Problem description
Look for the word "teclado" in the records, and copy each line where it appears.

The input
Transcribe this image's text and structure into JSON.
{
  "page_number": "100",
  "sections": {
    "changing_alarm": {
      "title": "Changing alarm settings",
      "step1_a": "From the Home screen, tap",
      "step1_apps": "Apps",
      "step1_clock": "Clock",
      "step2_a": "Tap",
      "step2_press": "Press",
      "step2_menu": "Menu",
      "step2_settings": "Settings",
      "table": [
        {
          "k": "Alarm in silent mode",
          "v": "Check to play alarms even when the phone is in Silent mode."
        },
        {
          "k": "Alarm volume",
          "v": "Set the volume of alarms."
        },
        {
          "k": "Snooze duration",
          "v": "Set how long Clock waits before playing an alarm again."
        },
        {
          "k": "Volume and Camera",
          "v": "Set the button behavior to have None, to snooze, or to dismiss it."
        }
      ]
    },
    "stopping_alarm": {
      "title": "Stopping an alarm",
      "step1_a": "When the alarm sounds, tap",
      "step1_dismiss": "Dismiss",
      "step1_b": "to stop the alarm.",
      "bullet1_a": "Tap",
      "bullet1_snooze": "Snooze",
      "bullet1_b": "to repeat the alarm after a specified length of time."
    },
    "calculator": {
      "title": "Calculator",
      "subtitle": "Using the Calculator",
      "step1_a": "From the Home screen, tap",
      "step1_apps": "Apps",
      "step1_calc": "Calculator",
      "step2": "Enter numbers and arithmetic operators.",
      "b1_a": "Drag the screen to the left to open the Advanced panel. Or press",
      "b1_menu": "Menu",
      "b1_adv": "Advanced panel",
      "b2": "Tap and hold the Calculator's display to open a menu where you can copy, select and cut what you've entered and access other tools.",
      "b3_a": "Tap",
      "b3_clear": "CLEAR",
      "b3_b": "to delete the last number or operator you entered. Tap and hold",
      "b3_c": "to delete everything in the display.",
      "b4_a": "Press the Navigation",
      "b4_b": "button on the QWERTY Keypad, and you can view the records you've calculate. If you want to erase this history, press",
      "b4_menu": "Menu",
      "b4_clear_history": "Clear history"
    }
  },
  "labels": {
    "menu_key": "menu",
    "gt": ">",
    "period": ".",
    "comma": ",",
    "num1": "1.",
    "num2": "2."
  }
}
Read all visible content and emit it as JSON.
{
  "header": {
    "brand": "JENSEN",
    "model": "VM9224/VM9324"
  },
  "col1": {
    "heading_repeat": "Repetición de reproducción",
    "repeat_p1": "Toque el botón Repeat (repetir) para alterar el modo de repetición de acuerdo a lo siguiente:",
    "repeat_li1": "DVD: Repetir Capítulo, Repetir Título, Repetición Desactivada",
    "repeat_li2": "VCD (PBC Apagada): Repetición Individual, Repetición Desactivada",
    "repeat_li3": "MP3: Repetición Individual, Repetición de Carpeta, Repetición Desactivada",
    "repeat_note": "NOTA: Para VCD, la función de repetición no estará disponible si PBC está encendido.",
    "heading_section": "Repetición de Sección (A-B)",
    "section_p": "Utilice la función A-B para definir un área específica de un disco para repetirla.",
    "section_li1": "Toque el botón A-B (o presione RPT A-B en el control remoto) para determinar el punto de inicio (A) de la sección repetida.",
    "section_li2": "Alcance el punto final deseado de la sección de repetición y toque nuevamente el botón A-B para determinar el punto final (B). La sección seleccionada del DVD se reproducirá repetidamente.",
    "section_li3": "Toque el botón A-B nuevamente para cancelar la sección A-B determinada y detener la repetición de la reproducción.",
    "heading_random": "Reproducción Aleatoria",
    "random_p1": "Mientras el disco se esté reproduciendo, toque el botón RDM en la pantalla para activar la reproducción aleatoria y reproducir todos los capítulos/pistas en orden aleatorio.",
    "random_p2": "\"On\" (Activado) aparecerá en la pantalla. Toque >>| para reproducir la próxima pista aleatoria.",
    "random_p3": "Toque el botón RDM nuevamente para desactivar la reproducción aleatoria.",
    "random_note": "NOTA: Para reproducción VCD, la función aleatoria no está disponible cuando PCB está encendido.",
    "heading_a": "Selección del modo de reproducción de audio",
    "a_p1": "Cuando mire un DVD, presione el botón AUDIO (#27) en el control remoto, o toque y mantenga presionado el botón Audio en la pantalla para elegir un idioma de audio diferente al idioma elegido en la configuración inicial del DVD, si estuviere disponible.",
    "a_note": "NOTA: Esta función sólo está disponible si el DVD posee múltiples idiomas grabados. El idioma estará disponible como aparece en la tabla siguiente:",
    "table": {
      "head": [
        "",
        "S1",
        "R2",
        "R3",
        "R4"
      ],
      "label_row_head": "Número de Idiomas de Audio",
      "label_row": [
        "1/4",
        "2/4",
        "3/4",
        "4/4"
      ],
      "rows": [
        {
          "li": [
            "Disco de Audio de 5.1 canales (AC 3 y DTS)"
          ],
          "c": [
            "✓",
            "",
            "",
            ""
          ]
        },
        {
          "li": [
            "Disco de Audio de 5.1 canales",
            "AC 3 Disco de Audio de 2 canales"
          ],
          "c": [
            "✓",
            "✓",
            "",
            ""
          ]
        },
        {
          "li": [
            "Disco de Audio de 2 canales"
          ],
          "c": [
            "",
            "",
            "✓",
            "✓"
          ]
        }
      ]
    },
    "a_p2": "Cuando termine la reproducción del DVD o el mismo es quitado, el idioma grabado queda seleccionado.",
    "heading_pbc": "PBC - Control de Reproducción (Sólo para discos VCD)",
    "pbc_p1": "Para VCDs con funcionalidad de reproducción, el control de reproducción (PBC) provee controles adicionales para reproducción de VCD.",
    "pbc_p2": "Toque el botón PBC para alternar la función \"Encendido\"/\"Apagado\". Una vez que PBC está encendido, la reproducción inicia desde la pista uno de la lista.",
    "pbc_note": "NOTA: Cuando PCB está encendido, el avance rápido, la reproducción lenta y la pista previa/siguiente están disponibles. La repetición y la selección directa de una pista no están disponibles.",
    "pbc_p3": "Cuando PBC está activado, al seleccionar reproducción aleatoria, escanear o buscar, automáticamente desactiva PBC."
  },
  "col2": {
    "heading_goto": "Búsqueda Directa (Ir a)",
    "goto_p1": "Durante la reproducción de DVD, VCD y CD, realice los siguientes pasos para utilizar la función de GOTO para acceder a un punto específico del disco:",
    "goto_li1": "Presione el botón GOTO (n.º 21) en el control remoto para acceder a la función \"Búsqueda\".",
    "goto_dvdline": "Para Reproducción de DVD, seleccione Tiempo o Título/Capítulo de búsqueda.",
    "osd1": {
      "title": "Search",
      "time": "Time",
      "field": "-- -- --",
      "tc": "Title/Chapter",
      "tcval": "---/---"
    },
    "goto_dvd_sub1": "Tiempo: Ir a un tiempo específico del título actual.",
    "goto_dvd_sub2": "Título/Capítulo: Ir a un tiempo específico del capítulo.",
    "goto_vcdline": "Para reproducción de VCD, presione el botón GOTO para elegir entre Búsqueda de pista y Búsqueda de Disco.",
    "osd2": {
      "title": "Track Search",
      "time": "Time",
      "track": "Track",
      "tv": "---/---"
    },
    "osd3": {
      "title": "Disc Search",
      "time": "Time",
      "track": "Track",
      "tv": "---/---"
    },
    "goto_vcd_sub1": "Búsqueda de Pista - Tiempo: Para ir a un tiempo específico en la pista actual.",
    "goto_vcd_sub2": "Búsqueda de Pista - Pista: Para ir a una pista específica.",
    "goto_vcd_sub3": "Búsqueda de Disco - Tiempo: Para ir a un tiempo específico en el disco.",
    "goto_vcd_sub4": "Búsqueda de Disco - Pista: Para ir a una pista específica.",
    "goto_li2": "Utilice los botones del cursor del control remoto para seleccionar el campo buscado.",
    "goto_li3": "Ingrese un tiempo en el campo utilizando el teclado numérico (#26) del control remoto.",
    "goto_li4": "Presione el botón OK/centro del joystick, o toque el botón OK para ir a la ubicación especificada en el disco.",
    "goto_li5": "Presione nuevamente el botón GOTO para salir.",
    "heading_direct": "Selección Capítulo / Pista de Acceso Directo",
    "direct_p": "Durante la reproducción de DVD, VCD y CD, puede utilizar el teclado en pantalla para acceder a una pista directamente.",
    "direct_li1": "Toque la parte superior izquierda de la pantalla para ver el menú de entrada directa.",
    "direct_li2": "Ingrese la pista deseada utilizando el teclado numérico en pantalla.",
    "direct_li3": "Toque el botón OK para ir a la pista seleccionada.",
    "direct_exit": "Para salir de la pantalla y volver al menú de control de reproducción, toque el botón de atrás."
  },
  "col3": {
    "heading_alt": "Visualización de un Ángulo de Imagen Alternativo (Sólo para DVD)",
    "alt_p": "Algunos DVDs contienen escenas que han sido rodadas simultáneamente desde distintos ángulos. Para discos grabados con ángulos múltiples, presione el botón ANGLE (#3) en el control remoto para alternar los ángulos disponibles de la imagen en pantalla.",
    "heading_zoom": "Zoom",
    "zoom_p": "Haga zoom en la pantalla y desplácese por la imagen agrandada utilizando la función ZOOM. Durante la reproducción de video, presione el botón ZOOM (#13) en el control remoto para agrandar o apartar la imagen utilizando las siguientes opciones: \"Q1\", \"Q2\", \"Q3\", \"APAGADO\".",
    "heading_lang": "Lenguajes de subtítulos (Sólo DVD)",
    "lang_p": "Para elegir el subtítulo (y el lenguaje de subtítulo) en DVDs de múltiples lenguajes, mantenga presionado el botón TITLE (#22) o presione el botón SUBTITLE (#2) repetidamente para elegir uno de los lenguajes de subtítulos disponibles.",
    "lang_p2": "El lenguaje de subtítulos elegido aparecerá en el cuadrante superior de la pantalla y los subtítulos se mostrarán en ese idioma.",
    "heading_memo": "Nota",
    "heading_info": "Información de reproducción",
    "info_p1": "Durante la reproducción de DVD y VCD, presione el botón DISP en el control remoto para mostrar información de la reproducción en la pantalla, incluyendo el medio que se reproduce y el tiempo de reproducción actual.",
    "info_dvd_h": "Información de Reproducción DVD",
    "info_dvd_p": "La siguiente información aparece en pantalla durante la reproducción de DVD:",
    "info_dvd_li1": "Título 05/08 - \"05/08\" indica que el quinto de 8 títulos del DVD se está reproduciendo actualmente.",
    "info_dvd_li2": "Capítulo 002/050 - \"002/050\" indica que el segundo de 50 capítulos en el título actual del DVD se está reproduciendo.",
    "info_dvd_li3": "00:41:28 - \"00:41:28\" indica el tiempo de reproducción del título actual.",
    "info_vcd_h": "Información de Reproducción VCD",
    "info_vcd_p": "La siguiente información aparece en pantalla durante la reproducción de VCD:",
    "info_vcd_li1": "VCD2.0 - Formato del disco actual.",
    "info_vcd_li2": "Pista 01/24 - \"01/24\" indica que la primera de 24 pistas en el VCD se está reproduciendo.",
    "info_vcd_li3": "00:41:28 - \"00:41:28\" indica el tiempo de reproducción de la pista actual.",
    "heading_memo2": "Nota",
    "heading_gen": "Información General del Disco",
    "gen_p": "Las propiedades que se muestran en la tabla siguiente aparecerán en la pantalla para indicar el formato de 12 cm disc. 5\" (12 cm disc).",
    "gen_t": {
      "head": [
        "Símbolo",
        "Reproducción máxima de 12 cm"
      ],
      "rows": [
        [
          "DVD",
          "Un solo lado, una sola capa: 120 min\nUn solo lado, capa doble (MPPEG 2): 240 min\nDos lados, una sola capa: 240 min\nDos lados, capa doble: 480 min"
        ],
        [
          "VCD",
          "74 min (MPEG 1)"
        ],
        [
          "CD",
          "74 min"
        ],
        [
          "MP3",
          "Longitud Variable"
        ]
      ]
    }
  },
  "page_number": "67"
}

Your solution
    "goto_li3": "Ingrese un tiempo en el campo utilizando el teclado numérico (#26) del control remoto.",
    "direct_p": "Durante la reproducción de DVD, VCD y CD, puede utilizar el teclado en pantalla para acceder a una pista directamente.",
    "direct_li2": "Ingrese la pista deseada utilizando el teclado numérico en pantalla.",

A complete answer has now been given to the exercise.